PROBLEM DETAILS: Find each line below that includes "Entrance", then copy it.

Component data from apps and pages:
──────────────────────────────
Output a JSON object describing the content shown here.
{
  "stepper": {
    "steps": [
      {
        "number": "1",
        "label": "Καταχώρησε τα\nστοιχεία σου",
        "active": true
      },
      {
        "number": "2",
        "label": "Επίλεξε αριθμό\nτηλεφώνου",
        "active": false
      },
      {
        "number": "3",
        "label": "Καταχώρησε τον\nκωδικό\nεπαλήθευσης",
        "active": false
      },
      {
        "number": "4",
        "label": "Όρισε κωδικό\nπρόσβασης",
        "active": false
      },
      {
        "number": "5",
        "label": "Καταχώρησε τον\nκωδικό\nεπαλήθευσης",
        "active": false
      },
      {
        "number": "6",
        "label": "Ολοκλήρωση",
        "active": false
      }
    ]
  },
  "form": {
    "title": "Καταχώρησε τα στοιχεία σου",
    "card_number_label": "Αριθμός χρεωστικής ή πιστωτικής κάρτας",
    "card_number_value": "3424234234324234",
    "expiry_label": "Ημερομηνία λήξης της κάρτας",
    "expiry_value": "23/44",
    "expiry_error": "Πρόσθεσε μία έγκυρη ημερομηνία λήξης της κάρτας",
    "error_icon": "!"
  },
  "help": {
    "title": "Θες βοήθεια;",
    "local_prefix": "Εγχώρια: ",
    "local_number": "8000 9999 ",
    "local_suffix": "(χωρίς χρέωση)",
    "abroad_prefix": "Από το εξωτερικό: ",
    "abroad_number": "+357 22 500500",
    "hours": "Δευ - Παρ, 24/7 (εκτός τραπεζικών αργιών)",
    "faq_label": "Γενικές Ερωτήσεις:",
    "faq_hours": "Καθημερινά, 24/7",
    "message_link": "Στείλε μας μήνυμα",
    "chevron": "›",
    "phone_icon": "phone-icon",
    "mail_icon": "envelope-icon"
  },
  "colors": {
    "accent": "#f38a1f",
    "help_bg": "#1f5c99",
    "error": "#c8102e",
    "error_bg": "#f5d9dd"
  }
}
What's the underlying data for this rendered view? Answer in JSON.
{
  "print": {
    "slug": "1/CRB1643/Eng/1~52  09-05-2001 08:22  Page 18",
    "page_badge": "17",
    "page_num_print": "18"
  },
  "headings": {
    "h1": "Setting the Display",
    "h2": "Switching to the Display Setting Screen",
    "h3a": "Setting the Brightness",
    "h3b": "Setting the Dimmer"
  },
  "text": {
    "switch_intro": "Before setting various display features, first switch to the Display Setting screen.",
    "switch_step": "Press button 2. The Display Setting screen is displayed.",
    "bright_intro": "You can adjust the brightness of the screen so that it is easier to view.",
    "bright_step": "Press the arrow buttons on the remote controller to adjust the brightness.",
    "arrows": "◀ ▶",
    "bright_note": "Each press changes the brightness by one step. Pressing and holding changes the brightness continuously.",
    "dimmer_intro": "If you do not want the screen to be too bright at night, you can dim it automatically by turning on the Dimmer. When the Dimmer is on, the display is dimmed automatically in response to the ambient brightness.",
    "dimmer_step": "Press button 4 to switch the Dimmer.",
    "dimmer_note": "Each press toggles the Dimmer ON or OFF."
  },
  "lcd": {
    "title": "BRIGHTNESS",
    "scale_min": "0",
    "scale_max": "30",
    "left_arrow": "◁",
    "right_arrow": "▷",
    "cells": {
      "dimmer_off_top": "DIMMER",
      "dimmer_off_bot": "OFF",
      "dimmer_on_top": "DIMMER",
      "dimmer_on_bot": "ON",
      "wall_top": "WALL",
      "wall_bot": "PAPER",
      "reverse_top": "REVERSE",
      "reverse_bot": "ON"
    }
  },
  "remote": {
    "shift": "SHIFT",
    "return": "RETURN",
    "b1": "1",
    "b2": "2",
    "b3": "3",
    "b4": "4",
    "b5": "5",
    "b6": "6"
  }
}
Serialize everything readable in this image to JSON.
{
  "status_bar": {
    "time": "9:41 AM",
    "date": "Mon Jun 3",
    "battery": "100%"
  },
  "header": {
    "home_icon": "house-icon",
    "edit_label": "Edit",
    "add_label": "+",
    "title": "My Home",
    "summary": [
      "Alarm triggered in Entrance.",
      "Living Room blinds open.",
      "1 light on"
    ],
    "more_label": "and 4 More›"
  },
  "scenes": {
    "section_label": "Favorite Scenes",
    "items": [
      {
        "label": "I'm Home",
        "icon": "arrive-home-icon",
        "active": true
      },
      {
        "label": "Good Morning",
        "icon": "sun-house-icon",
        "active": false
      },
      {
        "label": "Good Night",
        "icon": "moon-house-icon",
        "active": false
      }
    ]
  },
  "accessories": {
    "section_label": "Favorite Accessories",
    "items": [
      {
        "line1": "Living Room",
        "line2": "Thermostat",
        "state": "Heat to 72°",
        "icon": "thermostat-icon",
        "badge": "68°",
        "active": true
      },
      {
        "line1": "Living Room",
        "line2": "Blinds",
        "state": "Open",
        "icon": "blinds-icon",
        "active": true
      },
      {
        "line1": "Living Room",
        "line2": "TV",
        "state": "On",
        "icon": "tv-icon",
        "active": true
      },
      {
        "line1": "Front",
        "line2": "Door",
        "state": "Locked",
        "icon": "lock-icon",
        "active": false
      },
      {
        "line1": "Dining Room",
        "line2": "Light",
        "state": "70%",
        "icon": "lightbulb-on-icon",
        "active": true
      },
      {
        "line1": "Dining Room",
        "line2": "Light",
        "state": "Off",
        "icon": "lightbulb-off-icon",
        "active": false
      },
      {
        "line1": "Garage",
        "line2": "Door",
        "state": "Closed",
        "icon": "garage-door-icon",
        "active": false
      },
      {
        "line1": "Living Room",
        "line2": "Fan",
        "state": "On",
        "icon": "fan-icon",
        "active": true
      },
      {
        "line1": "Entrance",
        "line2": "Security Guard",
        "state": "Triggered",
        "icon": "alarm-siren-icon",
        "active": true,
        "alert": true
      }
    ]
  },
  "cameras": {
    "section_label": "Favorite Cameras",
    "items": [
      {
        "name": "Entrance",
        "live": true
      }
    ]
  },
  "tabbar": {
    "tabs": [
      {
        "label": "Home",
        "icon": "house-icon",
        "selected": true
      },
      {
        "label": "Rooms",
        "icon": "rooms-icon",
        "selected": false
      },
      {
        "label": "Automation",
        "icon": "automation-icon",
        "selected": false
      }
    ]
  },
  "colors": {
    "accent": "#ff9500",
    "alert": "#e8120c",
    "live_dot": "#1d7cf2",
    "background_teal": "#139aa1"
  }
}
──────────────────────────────
WRITTEN SOLUTION:
      "Alarm triggered in Entrance.",
        "line1": "Entrance",
        "name": "Entrance",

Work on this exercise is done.